> WHAT IS REQUIRED: Output the data below exactly, images excluded.

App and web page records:

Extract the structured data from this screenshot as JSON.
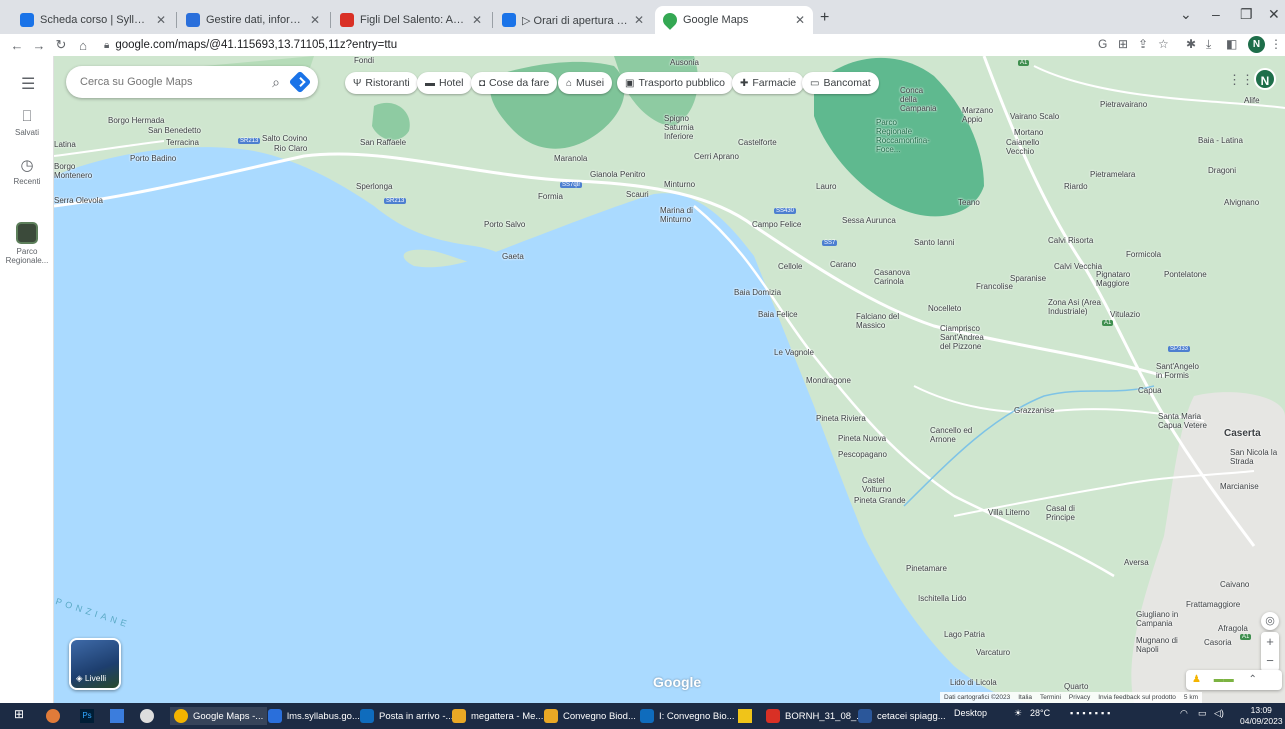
{
  "browser": {
    "tabs": [
      {
        "title": "Scheda corso | Syllabus",
        "color": "#1a73e8"
      },
      {
        "title": "Gestire dati, informazioni e conte",
        "color": "#2a6fdb"
      },
      {
        "title": "Figli Del Salento: Achille Costa -",
        "color": "#d93025"
      },
      {
        "title": "▷ Orari di apertura ,Diocesi di C",
        "color": "#1a73e8"
      },
      {
        "title": "Google Maps",
        "color": "#34a853"
      }
    ],
    "url": "google.com/maps/@41.115693,13.71105,11z?entry=ttu",
    "profile_initial": "N"
  },
  "rail": {
    "saved_label": "Salvati",
    "recent_label": "Recenti",
    "recent_place_label": "Parco Regionale..."
  },
  "search": {
    "placeholder": "Cerca su Google Maps"
  },
  "chips": [
    {
      "icon": "Ψ",
      "label": "Ristoranti"
    },
    {
      "icon": "▬",
      "label": "Hotel"
    },
    {
      "icon": "◘",
      "label": "Cose da fare"
    },
    {
      "icon": "⌂",
      "label": "Musei"
    },
    {
      "icon": "▣",
      "label": "Trasporto pubblico"
    },
    {
      "icon": "✚",
      "label": "Farmacie"
    },
    {
      "icon": "▭",
      "label": "Bancomat"
    }
  ],
  "map": {
    "layers_label": "Livelli",
    "google_logo": "Google",
    "sea_label": "PONZIANE",
    "footer": [
      "Dati cartografici ©2023",
      "Italia",
      "Termini",
      "Privacy",
      "Invia feedback sul prodotto",
      "5 km"
    ],
    "places": [
      {
        "name": "Fondi"
      },
      {
        "name": "Ausonia"
      },
      {
        "name": "Borgo Hermada"
      },
      {
        "name": "San Benedetto"
      },
      {
        "name": "Terracina"
      },
      {
        "name": "Salto Covino"
      },
      {
        "name": "Rio Claro"
      },
      {
        "name": "Porto Badino"
      },
      {
        "name": "San Raffaele"
      },
      {
        "name": "Sperlonga"
      },
      {
        "name": "Porto Salvo"
      },
      {
        "name": "Gaeta"
      },
      {
        "name": "Formia"
      },
      {
        "name": "Maranola"
      },
      {
        "name": "Penitro"
      },
      {
        "name": "Scauri"
      },
      {
        "name": "Minturno"
      },
      {
        "name": "Marina di Minturno"
      },
      {
        "name": "Spigno Saturnia Inferiore"
      },
      {
        "name": "Castelforte"
      },
      {
        "name": "Cerri Aprano"
      },
      {
        "name": "Lauro"
      },
      {
        "name": "Campo Felice"
      },
      {
        "name": "Sessa Aurunca"
      },
      {
        "name": "Cellole"
      },
      {
        "name": "Carano"
      },
      {
        "name": "Baia Domizia"
      },
      {
        "name": "Baia Felice"
      },
      {
        "name": "Casanova Carinola"
      },
      {
        "name": "Falciano del Massico"
      },
      {
        "name": "Nocelleto"
      },
      {
        "name": "Santo Ianni"
      },
      {
        "name": "Francolise"
      },
      {
        "name": "Sparanise"
      },
      {
        "name": "Calvi Risorta"
      },
      {
        "name": "Teano"
      },
      {
        "name": "Riardo"
      },
      {
        "name": "Pietramelara"
      },
      {
        "name": "Marzano Appio"
      },
      {
        "name": "Vairano Scalo"
      },
      {
        "name": "Pietravairano"
      },
      {
        "name": "Alife"
      },
      {
        "name": "Baia - Latina"
      },
      {
        "name": "Dragoni"
      },
      {
        "name": "Alvignano"
      },
      {
        "name": "Formicola"
      },
      {
        "name": "Pontelatone"
      },
      {
        "name": "Pignataro Maggiore"
      },
      {
        "name": "Vitulazio"
      },
      {
        "name": "Le Vagnole"
      },
      {
        "name": "Mondragone"
      },
      {
        "name": "Cancello ed Arnone"
      },
      {
        "name": "Grazzanise"
      },
      {
        "name": "Capua"
      },
      {
        "name": "Sant'Angelo in Formis"
      },
      {
        "name": "Santa Maria Capua Vetere"
      },
      {
        "name": "Caserta"
      },
      {
        "name": "San Nicola la Strada"
      },
      {
        "name": "Marcianise"
      },
      {
        "name": "Pineta Riviera"
      },
      {
        "name": "Pineta Nuova"
      },
      {
        "name": "Pescopagano"
      },
      {
        "name": "Castel Volturno"
      },
      {
        "name": "Pineta Grande"
      },
      {
        "name": "Villa Literno"
      },
      {
        "name": "Casal di Principe"
      },
      {
        "name": "Aversa"
      },
      {
        "name": "Pinetamare"
      },
      {
        "name": "Ischitella Lido"
      },
      {
        "name": "Lago Patria"
      },
      {
        "name": "Varcaturo"
      },
      {
        "name": "Giugliano in Campania"
      },
      {
        "name": "Mugnano di Napoli"
      },
      {
        "name": "Casoria"
      },
      {
        "name": "Frattamaggiore"
      },
      {
        "name": "Afragola"
      },
      {
        "name": "Caivano"
      },
      {
        "name": "Lido di Licola"
      },
      {
        "name": "Quarto"
      },
      {
        "name": "Parco Regionale Roccamonfina-Foce..."
      },
      {
        "name": "Conca della Campania"
      },
      {
        "name": "Mortano"
      },
      {
        "name": "Caianello Vecchio"
      },
      {
        "name": "Ciamprisco Sant'Andrea del Pizzone"
      },
      {
        "name": "Zona Asi (Area Industriale)"
      },
      {
        "name": "Calvi Vecchia"
      },
      {
        "name": "Serra Olevola"
      },
      {
        "name": "Borgo Montenero"
      },
      {
        "name": "Latina"
      },
      {
        "name": "Gianola"
      }
    ]
  },
  "taskbar": {
    "items": [
      {
        "label": "Google Maps -...",
        "color": "#f4b400"
      },
      {
        "label": "lms.syllabus.go...",
        "color": "#2a6fdb"
      },
      {
        "label": "Posta in arrivo -...",
        "color": "#0f6cbd"
      },
      {
        "label": "megattera - Me...",
        "color": "#e9a825"
      },
      {
        "label": "Convegno Biod...",
        "color": "#e9a825"
      },
      {
        "label": "I: Convegno Bio...",
        "color": "#0f6cbd"
      },
      {
        "label": "BORNH_31_08_...",
        "color": "#d93025"
      },
      {
        "label": "cetacei spiagg...",
        "color": "#2b579a"
      }
    ],
    "desktop_label": "Desktop",
    "temperature": "28°C",
    "time": "13:09",
    "date": "04/09/2023"
  },
  "colors": {
    "sea": "#aadaff",
    "land": "#cfe6cf",
    "park": "#5fb98f",
    "road": "#ffffff",
    "accent": "#1a73e8"
  }
}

> RESPONSE:
Extract the structured data from this screenshot as JSON.
{
  "browser": {
    "tabs": [
      {
        "title": "Scheda corso | Syllabus",
        "color": "#1a73e8"
      },
      {
        "title": "Gestire dati, informazioni e conte",
        "color": "#2a6fdb"
      },
      {
        "title": "Figli Del Salento: Achille Costa -",
        "color": "#d93025"
      },
      {
        "title": "▷ Orari di apertura ,Diocesi di C",
        "color": "#1a73e8"
      },
      {
        "title": "Google Maps",
        "color": "#34a853"
      }
    ],
    "url": "google.com/maps/@41.115693,13.71105,11z?entry=ttu",
    "profile_initial": "N"
  },
  "rail": {
    "saved_label": "Salvati",
    "recent_label": "Recenti",
    "recent_place_label": "Parco Regionale..."
  },
  "search": {
    "placeholder": "Cerca su Google Maps"
  },
  "chips": [
    {
      "icon": "Ψ",
      "label": "Ristoranti"
    },
    {
      "icon": "▬",
      "label": "Hotel"
    },
    {
      "icon": "◘",
      "label": "Cose da fare"
    },
    {
      "icon": "⌂",
      "label": "Musei"
    },
    {
      "icon": "▣",
      "label": "Trasporto pubblico"
    },
    {
      "icon": "✚",
      "label": "Farmacie"
    },
    {
      "icon": "▭",
      "label": "Bancomat"
    }
  ],
  "map": {
    "layers_label": "Livelli",
    "google_logo": "Google",
    "sea_label": "PONZIANE",
    "footer": [
      "Dati cartografici ©2023",
      "Italia",
      "Termini",
      "Privacy",
      "Invia feedback sul prodotto",
      "5 km"
    ],
    "places": [
      {
        "name": "Fondi"
      },
      {
        "name": "Ausonia"
      },
      {
        "name": "Borgo Hermada"
      },
      {
        "name": "San Benedetto"
      },
      {
        "name": "Terracina"
      },
      {
        "name": "Salto Covino"
      },
      {
        "name": "Rio Claro"
      },
      {
        "name": "Porto Badino"
      },
      {
        "name": "San Raffaele"
      },
      {
        "name": "Sperlonga"
      },
      {
        "name": "Porto Salvo"
      },
      {
        "name": "Gaeta"
      },
      {
        "name": "Formia"
      },
      {
        "name": "Maranola"
      },
      {
        "name": "Penitro"
      },
      {
        "name": "Scauri"
      },
      {
        "name": "Minturno"
      },
      {
        "name": "Marina di Minturno"
      },
      {
        "name": "Spigno Saturnia Inferiore"
      },
      {
        "name": "Castelforte"
      },
      {
        "name": "Cerri Aprano"
      },
      {
        "name": "Lauro"
      },
      {
        "name": "Campo Felice"
      },
      {
        "name": "Sessa Aurunca"
      },
      {
        "name": "Cellole"
      },
      {
        "name": "Carano"
      },
      {
        "name": "Baia Domizia"
      },
      {
        "name": "Baia Felice"
      },
      {
        "name": "Casanova Carinola"
      },
      {
        "name": "Falciano del Massico"
      },
      {
        "name": "Nocelleto"
      },
      {
        "name": "Santo Ianni"
      },
      {
        "name": "Francolise"
      },
      {
        "name": "Sparanise"
      },
      {
        "name": "Calvi Risorta"
      },
      {
        "name": "Teano"
      },
      {
        "name": "Riardo"
      },
      {
        "name": "Pietramelara"
      },
      {
        "name": "Marzano Appio"
      },
      {
        "name": "Vairano Scalo"
      },
      {
        "name": "Pietravairano"
      },
      {
        "name": "Alife"
      },
      {
        "name": "Baia - Latina"
      },
      {
        "name": "Dragoni"
      },
      {
        "name": "Alvignano"
      },
      {
        "name": "Formicola"
      },
      {
        "name": "Pontelatone"
      },
      {
        "name": "Pignataro Maggiore"
      },
      {
        "name": "Vitulazio"
      },
      {
        "name": "Le Vagnole"
      },
      {
        "name": "Mondragone"
      },
      {
        "name": "Cancello ed Arnone"
      },
      {
        "name": "Grazzanise"
      },
      {
        "name": "Capua"
      },
      {
        "name": "Sant'Angelo in Formis"
      },
      {
        "name": "Santa Maria Capua Vetere"
      },
      {
        "name": "Caserta"
      },
      {
        "name": "San Nicola la Strada"
      },
      {
        "name": "Marcianise"
      },
      {
        "name": "Pineta Riviera"
      },
      {
        "name": "Pineta Nuova"
      },
      {
        "name": "Pescopagano"
      },
      {
        "name": "Castel Volturno"
      },
      {
        "name": "Pineta Grande"
      },
      {
        "name": "Villa Literno"
      },
      {
        "name": "Casal di Principe"
      },
      {
        "name": "Aversa"
      },
      {
        "name": "Pinetamare"
      },
      {
        "name": "Ischitella Lido"
      },
      {
        "name": "Lago Patria"
      },
      {
        "name": "Varcaturo"
      },
      {
        "name": "Giugliano in Campania"
      },
      {
        "name": "Mugnano di Napoli"
      },
      {
        "name": "Casoria"
      },
      {
        "name": "Frattamaggiore"
      },
      {
        "name": "Afragola"
      },
      {
        "name": "Caivano"
      },
      {
        "name": "Lido di Licola"
      },
      {
        "name": "Quarto"
      },
      {
        "name": "Parco Regionale Roccamonfina-Foce..."
      },
      {
        "name": "Conca della Campania"
      },
      {
        "name": "Mortano"
      },
      {
        "name": "Caianello Vecchio"
      },
      {
        "name": "Ciamprisco Sant'Andrea del Pizzone"
      },
      {
        "name": "Zona Asi (Area Industriale)"
      },
      {
        "name": "Calvi Vecchia"
      },
      {
        "name": "Serra Olevola"
      },
      {
        "name": "Borgo Montenero"
      },
      {
        "name": "Latina"
      },
      {
        "name": "Gianola"
      }
    ]
  },
  "taskbar": {
    "items": [
      {
        "label": "Google Maps -...",
        "color": "#f4b400"
      },
      {
        "label": "lms.syllabus.go...",
        "color": "#2a6fdb"
      },
      {
        "label": "Posta in arrivo -...",
        "color": "#0f6cbd"
      },
      {
        "label": "megattera - Me...",
        "color": "#e9a825"
      },
      {
        "label": "Convegno Biod...",
        "color": "#e9a825"
      },
      {
        "label": "I: Convegno Bio...",
        "color": "#0f6cbd"
      },
      {
        "label": "BORNH_31_08_...",
        "color": "#d93025"
      },
      {
        "label": "cetacei spiagg...",
        "color": "#2b579a"
      }
    ],
    "desktop_label": "Desktop",
    "temperature": "28°C",
    "time": "13:09",
    "date": "04/09/2023"
  },
  "colors": {
    "sea": "#aadaff",
    "land": "#cfe6cf",
    "park": "#5fb98f",
    "road": "#ffffff",
    "accent": "#1a73e8"
  }
}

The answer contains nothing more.